After all, the only way to get a glimpse of the artwork adorning the inner walls of Berghain is to step foot in the club yourself.
This past weekend, as part of Berlin Gallery Weekend, König Galerie hosted an exclusive invite-only event to celebrate the club’s latest installation. It was the unveiling of Norbert Bisky’s Vertigo (2017), which was placed in the club’s recent ground-floor addition, Säule. It reportedly replaced a mural by Piotr Nathan called Rituals of Disappearance that was removed and sold in individual pieces in the spring. It was sold one square at a time to ensure no one could ever own the complete mural.
Bisky — a contemporary artist who grew up in East Germany and who currently calls Berlin home — considers himself a conceptual artist. He typically works from Polaroids, reinterpreting and transforming the source photo into something entirely new. Often featuring queer themes, his work is playful in its use of color.
Other artists whose work can be found inside include German photographer Wolfgang Tillmans and Joseph Marr, whose work spans disciplines including sculpture, video and collage.
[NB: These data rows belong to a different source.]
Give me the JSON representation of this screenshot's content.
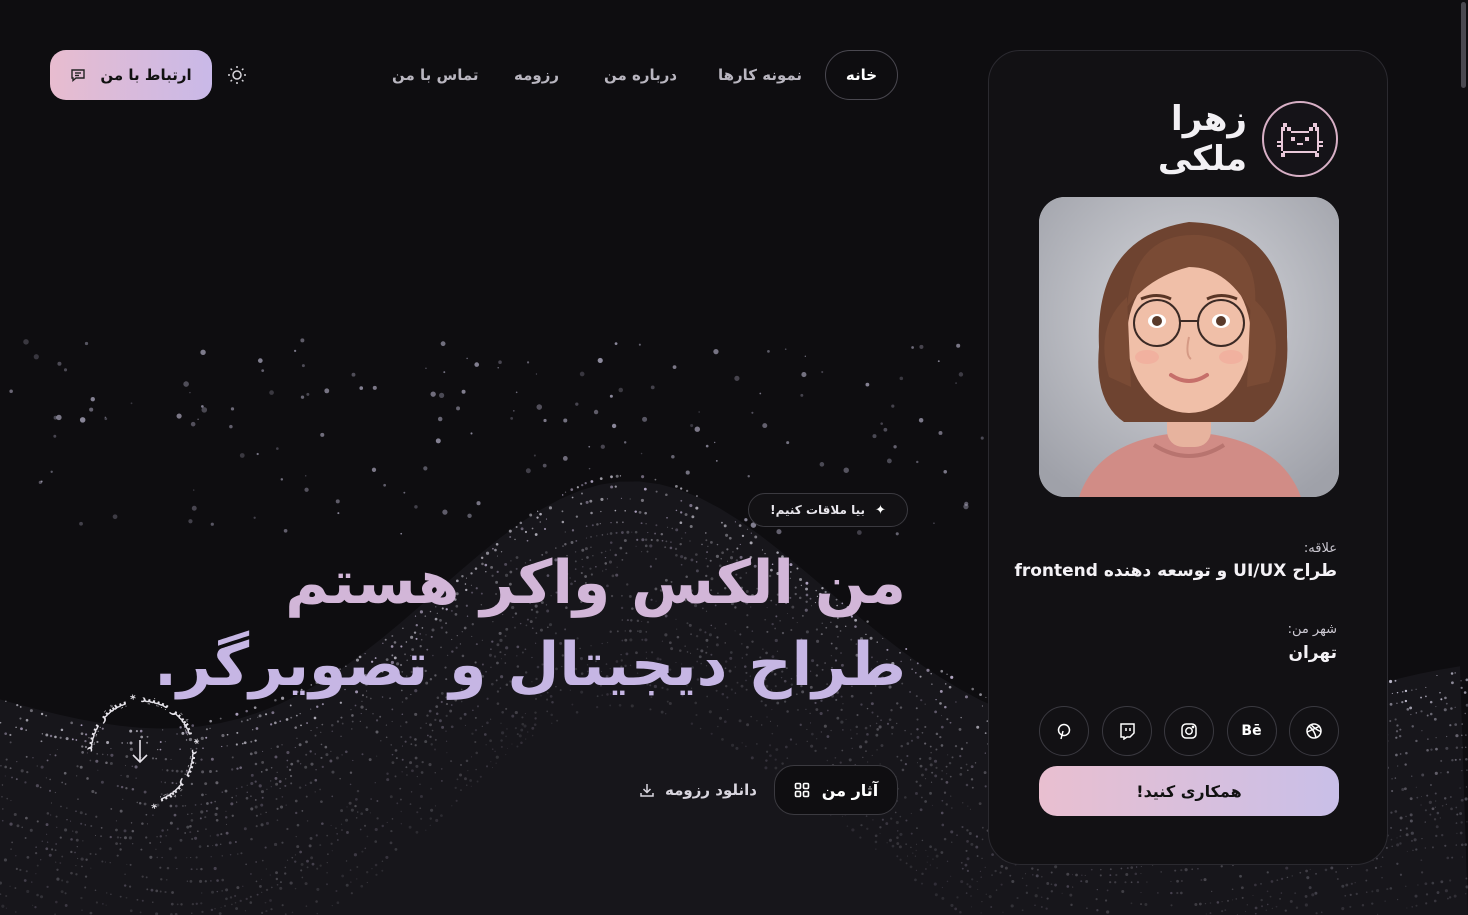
{
  "nav": {
    "items": [
      {
        "label": "خانه",
        "active": true
      },
      {
        "label": "نمونه کارها",
        "active": false
      },
      {
        "label": "درباره من",
        "active": false
      },
      {
        "label": "رزومه",
        "active": false
      },
      {
        "label": "تماس با من",
        "active": false
      }
    ],
    "contact_label": "ارتباط با من",
    "contact_icon": "chat-icon",
    "theme_icon": "sun-icon"
  },
  "card": {
    "name_line1": "زهرا",
    "name_line2": "ملکی",
    "logo_icon": "pixel-cat-icon",
    "interest_label": "علاقه:",
    "interest_value": "طراح UI/UX و توسعه دهنده frontend",
    "city_label": "شهر من:",
    "city_value": "تهران",
    "socials": [
      {
        "icon": "dribbble-icon",
        "text": ""
      },
      {
        "icon": "behance-icon",
        "text": "Bē"
      },
      {
        "icon": "instagram-icon",
        "text": ""
      },
      {
        "icon": "twitch-icon",
        "text": ""
      },
      {
        "icon": "pinterest-icon",
        "text": ""
      }
    ],
    "collab_label": "همکاری کنید!"
  },
  "hero": {
    "badge": "بیا ملاقات کنیم!",
    "line1": "من الکس واکر هستم",
    "line2": "طراح دیجیتال و تصویرگر.",
    "works_label": "آثار من",
    "resume_label": "دانلود رزومه",
    "scroll_text": "بیشتر ببینید * بیشتر ببینید * بیشتر ببینید * "
  },
  "colors": {
    "accent_pink": "#e8bccf",
    "accent_lavender": "#c9b9e8",
    "background": "#0e0d10"
  }
}
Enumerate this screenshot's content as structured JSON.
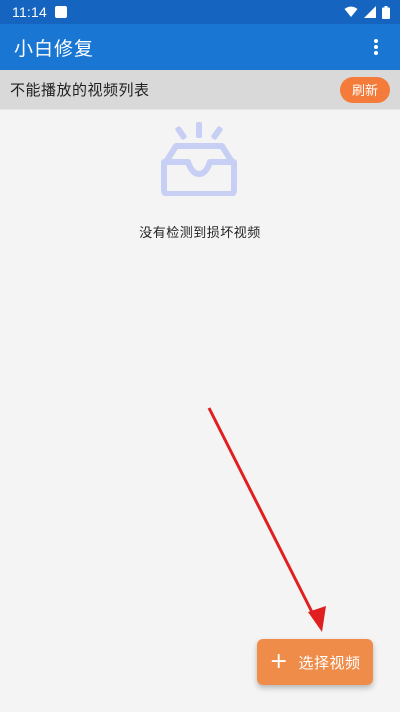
{
  "status_bar": {
    "time": "11:14",
    "icons": [
      "notification-icon",
      "wifi-icon",
      "signal-icon",
      "battery-icon"
    ]
  },
  "app_bar": {
    "title": "小白修复",
    "menu_icon": "more-vert-icon",
    "background": "#1976d2"
  },
  "list_header": {
    "label": "不能播放的视频列表",
    "refresh_label": "刷新",
    "refresh_color": "#f47b3a"
  },
  "empty_state": {
    "icon": "empty-inbox-icon",
    "message": "没有检测到损坏视频"
  },
  "fab": {
    "icon": "plus-icon",
    "label": "选择视频",
    "color": "#f08c4a"
  },
  "annotation": {
    "icon": "red-arrow",
    "color": "#e02020"
  }
}
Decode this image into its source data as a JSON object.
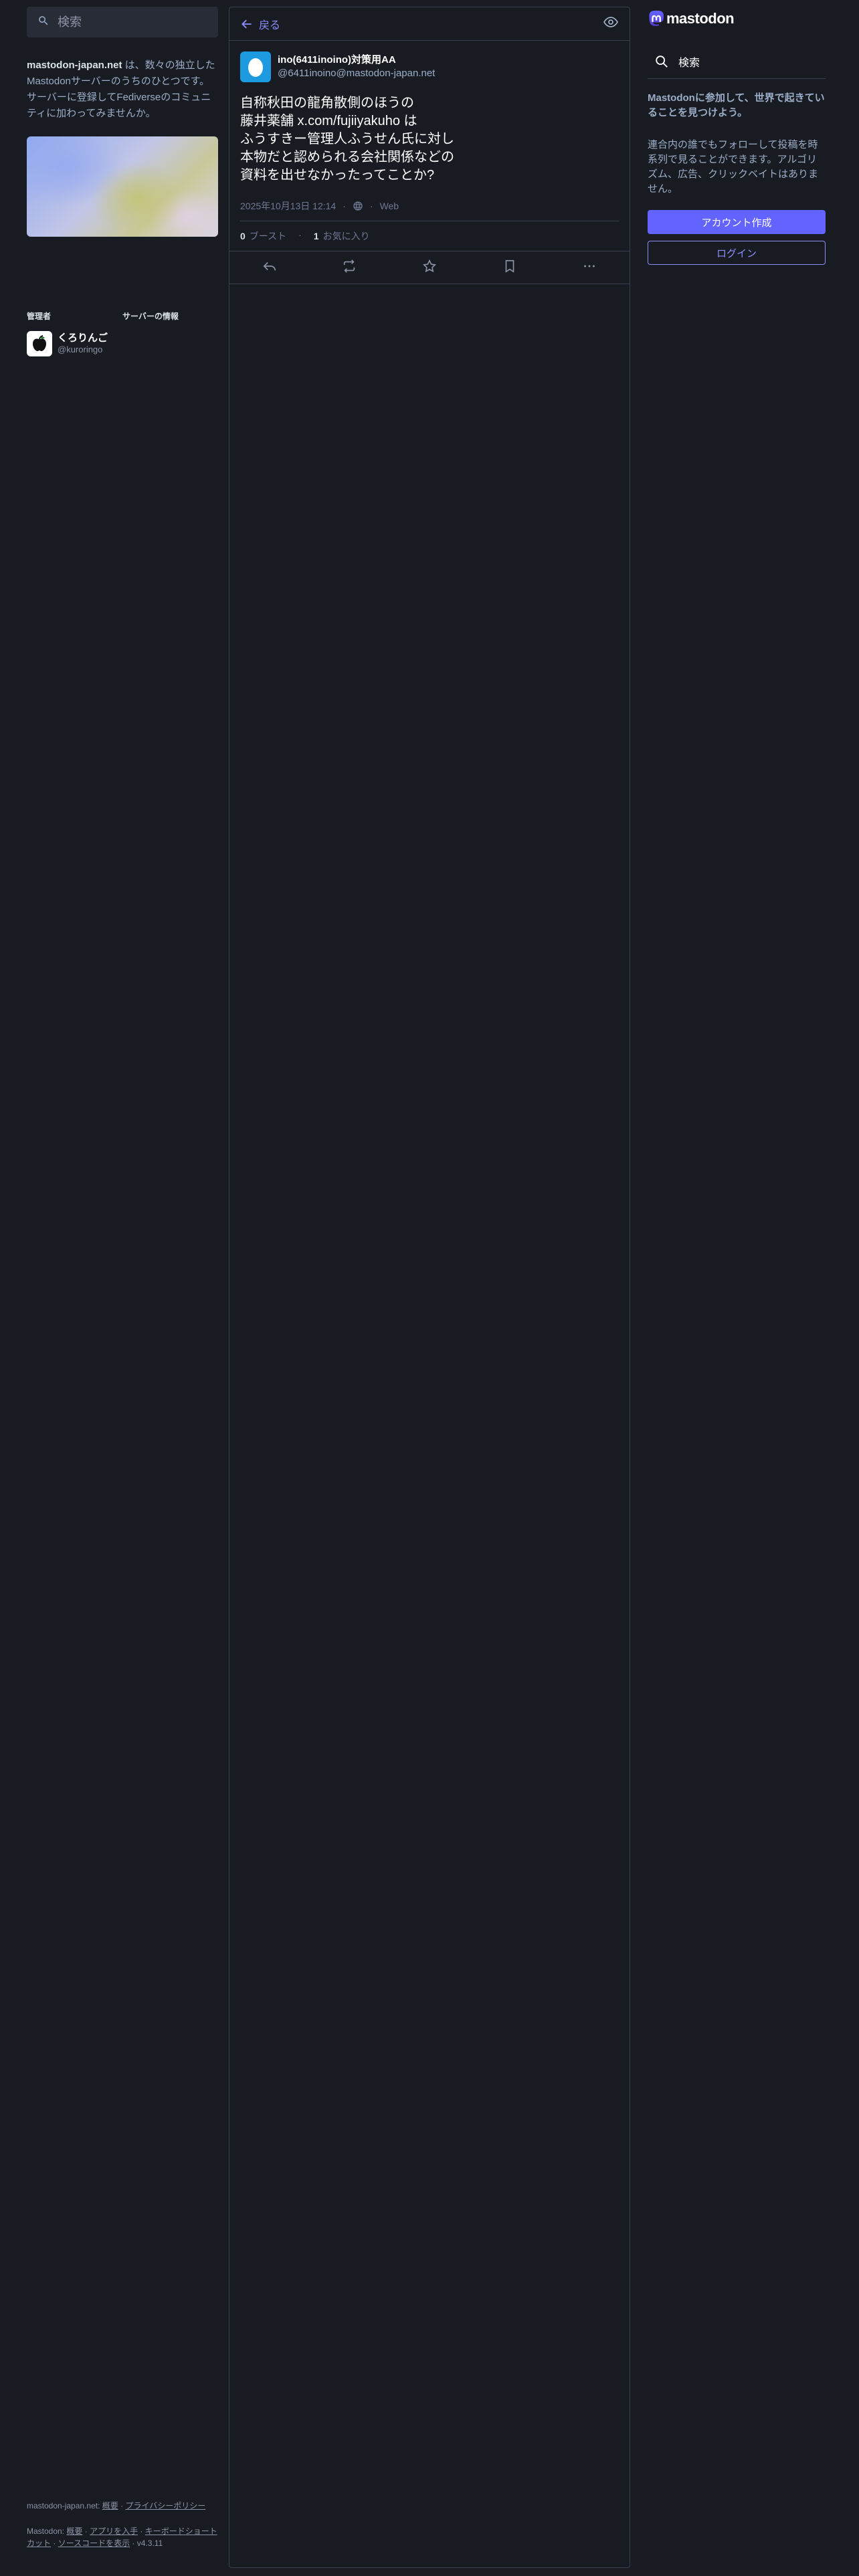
{
  "search": {
    "placeholder": "検索"
  },
  "about": {
    "server_name": "mastodon-japan.net",
    "description": " は、数々の独立したMastodonサーバーのうちのひとつです。サーバーに登録してFediverseのコミュニティに加わってみませんか。"
  },
  "admin": {
    "section_label": "管理者",
    "name": "くろりんご",
    "handle": "@kuroringo"
  },
  "server_info": {
    "section_label": "サーバーの情報"
  },
  "header": {
    "back_label": "戻る"
  },
  "status": {
    "display_name": "ino(6411inoino)対策用AA",
    "acct": "@6411inoino@mastodon-japan.net",
    "content": "自称秋田の龍角散側のほうの\n藤井薬舗 x.com/fujiiyakuho は\nふうすきー管理人ふうせん氏に対し\n本物だと認められる会社関係などの\n資料を出せなかったってことか?",
    "timestamp": "2025年10月13日 12:14",
    "application": "Web",
    "boosts_count": "0",
    "boosts_label": "ブースト",
    "favourites_count": "1",
    "favourites_label": "お気に入り"
  },
  "footer": {
    "server_line_prefix": "mastodon-japan.net: ",
    "about_link": "概要",
    "privacy_link": "プライバシーポリシー",
    "mastodon_prefix": "Mastodon: ",
    "mastodon_about_link": "概要",
    "get_app_link": "アプリを入手",
    "shortcuts_link": "キーボードショートカット",
    "source_link": "ソースコードを表示",
    "version": "v4.3.11",
    "separator": " · "
  },
  "right": {
    "logo_text": "mastodon",
    "nav_search": "検索",
    "signup_lead": "Mastodonに参加して、世界で起きていることを見つけよう。",
    "signup_body": "連合内の誰でもフォローして投稿を時系列で見ることができます。アルゴリズム、広告、クリックベイトはありません。",
    "create_account": "アカウント作成",
    "login": "ログイン"
  },
  "colors": {
    "background": "#191b22",
    "accent": "#6364ff",
    "link": "#8c8dff"
  },
  "icons": [
    "search-icon",
    "back-arrow-icon",
    "eye-icon",
    "globe-icon",
    "reply-icon",
    "boost-icon",
    "star-icon",
    "bookmark-icon",
    "more-icon"
  ]
}
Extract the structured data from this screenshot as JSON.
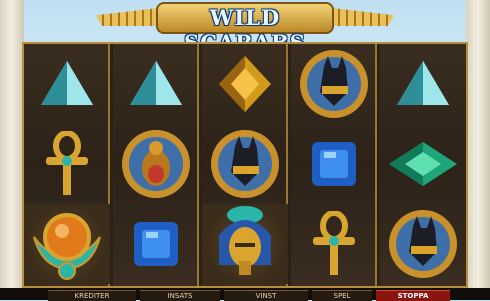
{
  "game": {
    "title": "WILD SCARABS",
    "reels": [
      [
        "teal-pyramid-gem-icon",
        "golden-ankh-icon",
        "orange-scarab-amulet-icon"
      ],
      [
        "teal-pyramid-gem-icon",
        "scarab-medallion-icon",
        "blue-square-gem-icon"
      ],
      [
        "gold-diamond-gem-icon",
        "anubis-medallion-icon",
        "pharaoh-head-icon"
      ],
      [
        "anubis-medallion-icon",
        "blue-square-gem-icon",
        "golden-ankh-icon"
      ],
      [
        "teal-pyramid-gem-icon",
        "green-diamond-gem-icon",
        "anubis-medallion-icon"
      ]
    ]
  },
  "controls": {
    "credits_label": "KREDITER",
    "bet_label": "INSATS",
    "win_label": "VINST",
    "play_label": "SPEL",
    "stop_label": "STOPPA"
  }
}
Marr’s series of digitally printed 3-D photographs dubbed the “Berghain Prints” is previewed above. (View more of them here.)
(Featured image by Stefan Hoederath/Getty Images)